- **EXERCISE REQUIREMENTS**: In the entries below, find each line with the word "never" and return it.
*** PROVIDED RECORDS ***
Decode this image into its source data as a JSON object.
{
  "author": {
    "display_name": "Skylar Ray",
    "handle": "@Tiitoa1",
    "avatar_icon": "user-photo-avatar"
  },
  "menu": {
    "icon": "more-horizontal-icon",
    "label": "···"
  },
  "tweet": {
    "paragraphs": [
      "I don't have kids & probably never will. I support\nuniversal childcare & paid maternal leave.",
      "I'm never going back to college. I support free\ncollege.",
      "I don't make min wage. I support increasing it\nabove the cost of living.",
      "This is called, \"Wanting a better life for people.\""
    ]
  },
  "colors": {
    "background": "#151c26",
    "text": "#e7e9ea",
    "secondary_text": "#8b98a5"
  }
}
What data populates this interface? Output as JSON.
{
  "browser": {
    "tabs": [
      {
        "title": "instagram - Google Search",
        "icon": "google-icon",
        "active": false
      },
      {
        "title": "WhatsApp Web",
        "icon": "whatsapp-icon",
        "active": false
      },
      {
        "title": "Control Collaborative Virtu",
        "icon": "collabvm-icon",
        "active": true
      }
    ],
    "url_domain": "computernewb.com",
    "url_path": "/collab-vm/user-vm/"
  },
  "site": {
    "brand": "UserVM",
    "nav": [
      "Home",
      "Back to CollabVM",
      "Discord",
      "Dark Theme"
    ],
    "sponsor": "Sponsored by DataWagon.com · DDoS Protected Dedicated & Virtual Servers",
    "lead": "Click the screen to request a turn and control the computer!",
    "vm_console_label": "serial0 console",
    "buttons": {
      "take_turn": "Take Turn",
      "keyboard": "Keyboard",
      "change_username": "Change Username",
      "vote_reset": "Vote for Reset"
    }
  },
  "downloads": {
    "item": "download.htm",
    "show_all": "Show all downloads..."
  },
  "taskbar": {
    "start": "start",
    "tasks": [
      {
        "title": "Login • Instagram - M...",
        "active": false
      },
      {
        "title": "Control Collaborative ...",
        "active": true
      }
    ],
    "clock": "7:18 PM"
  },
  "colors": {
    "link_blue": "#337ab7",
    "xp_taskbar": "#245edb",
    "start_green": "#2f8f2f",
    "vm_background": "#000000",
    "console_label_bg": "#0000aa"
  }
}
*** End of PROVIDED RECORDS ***
- **WRITTEN ANSWER**:
      "I don't have kids & probably never will. I support\nuniversal childcare & paid maternal leave.",
      "I'm never going back to college. I support free\ncollege.",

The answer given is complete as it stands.